This page is part of © FOTW Flags Of The World website

Armenia: Alishan's flag proposals (late XIXth century)

Last modified: 2015-01-24 by ivan sache
Keywords: alishan (ghevont) | proposal: armenia |
Links: FOTW homepage | search | disclaimer and copyright | write us | mirrors

[Alishan's proposal]         [Alishan's proposal]

Alishan's proposals, c. 1885 - Images by António Martins, 29 March 2008
Left, as reported by the Armenian Heritage Organisation
Right, as reported by Crampton

See also:

Alishan's proposals

The Armenian Heritage Organisation presents Armenian nationalist flags from the XIXth century as follows:

The question of the Armenian flag came up in 1885, when the Armenian Students Association of Paris, desirous of joining the funeral of Victor Hugo with a national flag, appealed to Father Alishan for the true colors of the flag.
Father Alishan, without any historical proof, composed the "Armenian Flag" which later was adopted as the official flag of the Hunchak party.

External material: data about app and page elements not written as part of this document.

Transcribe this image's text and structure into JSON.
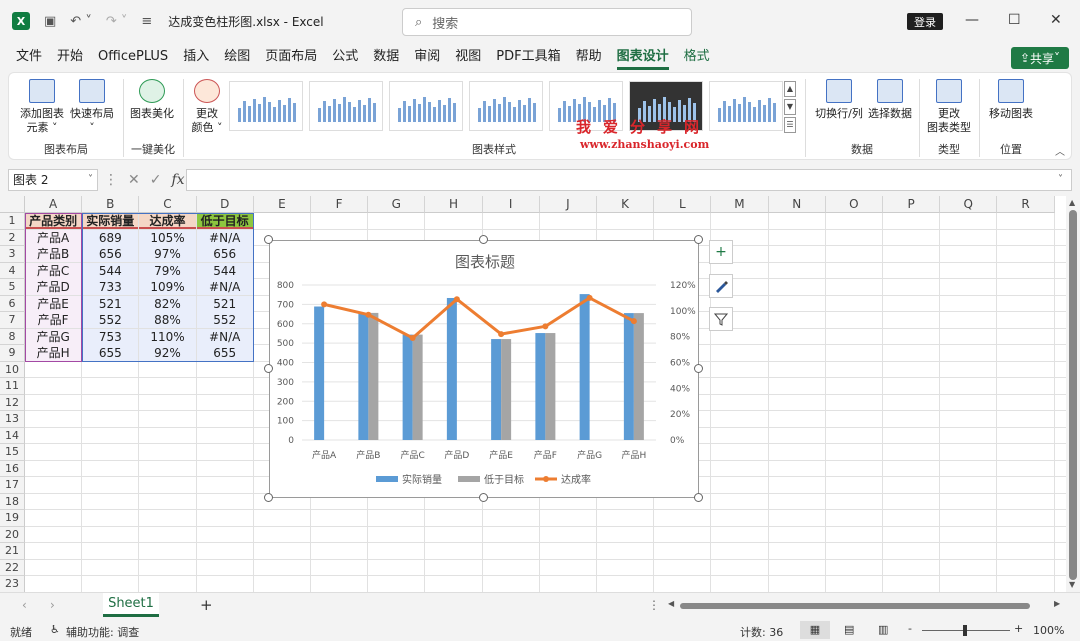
{
  "app": {
    "logo": "X",
    "title": "达成变色柱形图.xlsx  -  Excel",
    "search_placeholder": "搜索",
    "login": "登录",
    "share": "共享",
    "win_min": "—",
    "win_max": "☐",
    "win_close": "✕"
  },
  "menu": [
    "文件",
    "开始",
    "OfficePLUS",
    "插入",
    "绘图",
    "页面布局",
    "公式",
    "数据",
    "审阅",
    "视图",
    "PDF工具箱",
    "帮助",
    "图表设计",
    "格式"
  ],
  "ribbon": {
    "add_element": "添加图表\n元素 ˅",
    "quick_layout": "快速布局\n˅",
    "group_layout": "图表布局",
    "beautify": "图表美化",
    "group_beautify": "一键美化",
    "change_color": "更改\n颜色 ˅",
    "group_styles": "图表样式",
    "switch_rowcol": "切换行/列",
    "select_data": "选择数据",
    "group_data": "数据",
    "change_type": "更改\n图表类型",
    "group_type": "类型",
    "move_chart": "移动图表",
    "group_position": "位置"
  },
  "watermark": {
    "cn": "我爱分享网",
    "url": "www.zhanshaoyi.com"
  },
  "namebox": "图表 2",
  "fx": "fx",
  "columns": [
    "A",
    "B",
    "C",
    "D",
    "E",
    "F",
    "G",
    "H",
    "I",
    "J",
    "K",
    "L",
    "M",
    "N",
    "O",
    "P",
    "Q",
    "R"
  ],
  "rows": [
    "1",
    "2",
    "3",
    "4",
    "5",
    "6",
    "7",
    "8",
    "9",
    "10",
    "11",
    "12",
    "13",
    "14",
    "15",
    "16",
    "17",
    "18",
    "19",
    "20",
    "21",
    "22",
    "23"
  ],
  "table": {
    "headers": [
      "产品类别",
      "实际销量",
      "达成率",
      "低于目标"
    ],
    "data": [
      [
        "产品A",
        "689",
        "105%",
        "#N/A"
      ],
      [
        "产品B",
        "656",
        "97%",
        "656"
      ],
      [
        "产品C",
        "544",
        "79%",
        "544"
      ],
      [
        "产品D",
        "733",
        "109%",
        "#N/A"
      ],
      [
        "产品E",
        "521",
        "82%",
        "521"
      ],
      [
        "产品F",
        "552",
        "88%",
        "552"
      ],
      [
        "产品G",
        "753",
        "110%",
        "#N/A"
      ],
      [
        "产品H",
        "655",
        "92%",
        "655"
      ]
    ]
  },
  "chart_data": {
    "type": "bar",
    "title": "图表标题",
    "categories": [
      "产品A",
      "产品B",
      "产品C",
      "产品D",
      "产品E",
      "产品F",
      "产品G",
      "产品H"
    ],
    "series": [
      {
        "name": "实际销量",
        "type": "bar",
        "values": [
          689,
          656,
          544,
          733,
          521,
          552,
          753,
          655
        ],
        "color": "#5b9bd5"
      },
      {
        "name": "低于目标",
        "type": "bar",
        "values": [
          null,
          656,
          544,
          null,
          521,
          552,
          null,
          655
        ],
        "color": "#a5a5a5"
      },
      {
        "name": "达成率",
        "type": "line",
        "axis": "secondary",
        "values": [
          1.05,
          0.97,
          0.79,
          1.09,
          0.82,
          0.88,
          1.1,
          0.92
        ],
        "color": "#ed7d31"
      }
    ],
    "ylim": [
      0,
      800
    ],
    "y_ticks": [
      "0",
      "100",
      "200",
      "300",
      "400",
      "500",
      "600",
      "700",
      "800"
    ],
    "y2lim": [
      0,
      1.2
    ],
    "y2_ticks": [
      "0%",
      "20%",
      "40%",
      "60%",
      "80%",
      "100%",
      "120%"
    ],
    "legend": "bottom",
    "grid": true
  },
  "side_buttons": {
    "add": "+",
    "style": "brush",
    "filter": "filter"
  },
  "sheet": {
    "tab": "Sheet1",
    "add": "+"
  },
  "status": {
    "ready": "就绪",
    "accessibility": "辅助功能: 调查",
    "count": "计数: 36",
    "zoom": "100%",
    "zoom_minus": "-",
    "zoom_plus": "+"
  }
}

The flag was based solely on data from the Armenian Church calendar according to which the first Sunday of Easter is called "Red" Sunday, the second, "Green" Sunday, and selecting an arbitrary color of his own, the white completed the color combination.
Thereafter, Father Alishan created a second classification of colors: yellow, red and green or blue, red, and green, taking it from the colors of the rainbow based on the premise that God gave the Armenian flag on the very day when the colors of the rainbow bathed the Ark of Noah on Mount Ararat.
The yellow, red, and green flag was adopted by the Armenians and used during the First World War.

Jakub Grombír, 19 March 2008

The nationalist Armenian flag designed by Father Ghevont Alishan was vertically divided red-green-blue. It was inspired by the French national flag. Crampton [cra90] shows a picture of such a miniature flag. The word ARMENIA written in white on the flag from lower hoist to upper fly does not seem to be part of the flag.
I have also seen those colours on a decorative licence plate: an unidentified badge on white, with vertical stripes on each side: blue-red-green and green-red-blue.

Luc Baronian, 5 June 1997